(Finance Director / Controller, Ken Stumder, CPA) |

Chris - rereading the topic, I see that it does make reference to frequency. We do quarterly rolling forecasts. The mechanics are not substantially different from the budgeting process. I'm curious how different companies adjust comp plans to achieve desired results.

Ken Stumder
Title: Finance Director / Controller
Company: Ken Stumder, CPA
(Finance Director / Controller, Ken Stumder, CPA) |

How does a company execute on a strategic plan without allocating resources? Selling, customer service, market research, etc. require investment. Don't budgets makes sure managers weigh each investment decision carefully - and reasonably in advance? I don't think a budget is intended to stifle growth, it's just a way to formalize "here are our goals and this is how we will get there". In my view, the value of a budget is not in its "accuracy" and that survey of CFO's who say they cannot project more than a quarter out may be taken out of context.

These studies don't mean much without alternatives being offered. What alternatives to formalized budgets have members of the Proformative community seen put into action with success?

Chris Shumate
Title: Accounting Manager
Company: Dominion Development Group, LLC
LinkedIn Profile
(Accounting Manager, Dominion Development Group, LLC) |

Ken - I have seen and tried to get rolling forecasts going. As an example, I work for a construction GC. We know the slowest month is going to be December when billings are down, projects are slowing because of the holiday season. There are also jobs that the project development folks have on their list that they are 90% sure the company has. Then there is that 10% when something actually falls through. If we were relying on that in a budget there could be hard decisions to be made in regards to employment for that job. A rolling forecast and being on top of what is happening is more beneficial for us because of that reason than a traditional budget.

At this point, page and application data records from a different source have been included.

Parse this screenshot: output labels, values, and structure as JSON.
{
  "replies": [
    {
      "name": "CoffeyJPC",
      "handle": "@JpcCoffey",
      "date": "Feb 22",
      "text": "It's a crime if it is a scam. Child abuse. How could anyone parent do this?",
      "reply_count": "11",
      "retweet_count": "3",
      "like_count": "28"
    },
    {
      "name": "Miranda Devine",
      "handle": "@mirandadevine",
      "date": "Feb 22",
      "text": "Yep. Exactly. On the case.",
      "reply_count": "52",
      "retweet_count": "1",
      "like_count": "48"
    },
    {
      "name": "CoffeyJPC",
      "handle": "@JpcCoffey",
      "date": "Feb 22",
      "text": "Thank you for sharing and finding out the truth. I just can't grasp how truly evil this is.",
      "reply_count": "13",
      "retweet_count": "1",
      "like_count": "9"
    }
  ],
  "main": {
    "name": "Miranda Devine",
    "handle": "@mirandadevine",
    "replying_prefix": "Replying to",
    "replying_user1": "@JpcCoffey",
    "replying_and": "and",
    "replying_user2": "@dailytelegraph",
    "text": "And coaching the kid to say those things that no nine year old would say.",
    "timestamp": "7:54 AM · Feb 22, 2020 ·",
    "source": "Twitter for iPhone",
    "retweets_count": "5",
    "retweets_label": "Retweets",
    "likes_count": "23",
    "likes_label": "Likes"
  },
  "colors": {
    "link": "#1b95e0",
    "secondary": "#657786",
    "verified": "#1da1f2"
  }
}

There are quite a few White Papers on Proformative that discuss rolling forecasts and its benefits, as well how great the particular company's model is.

Chris Shumate
Title: Accounting Manager
Company: Dominion Development Group, LLC
LinkedIn Profile
(Accounting Manager, Dominion Development Group, LLC) |

I wonder if the budgeting process could be blamed for cities and counties all over the U.S. failing to stay on and under budget. If budgets are obsolete for companies, surely budgets are obsolete for the varying forms of government.

"Time could be wasted: These precious hours could be spent on something more beneficial to the organization." True. I would like to see potential things mentioned that may be more beneficial to the organization.

Chris Shumate
Title: Accounting Manager
Company: Dominion Development Group, LLC
LinkedIn Profile
(Accounting Manager, Dominion Development Group, LLC) |

Wayne - Thanks for replying. As far as market research is concerned, would CFOs and other finance leaders be doing research regarding a particular product or service's marketability, trying to secure funds from investors, or other something completely different?

What about the CFOs and other finance leaders' role in regards to customer service?

I understand selling and productivity improvements correlation with the CFO. I do not have the experience regarding the other two though.

Topic Expert
Wayne Spivak
Title: President & CFO
Company: SBAConsulting.com
LinkedIn Profile
(President & CFO, SBAConsulting.com) |

Selling, customer service, market research, productivity improvements to name just a few.

Products and Companies: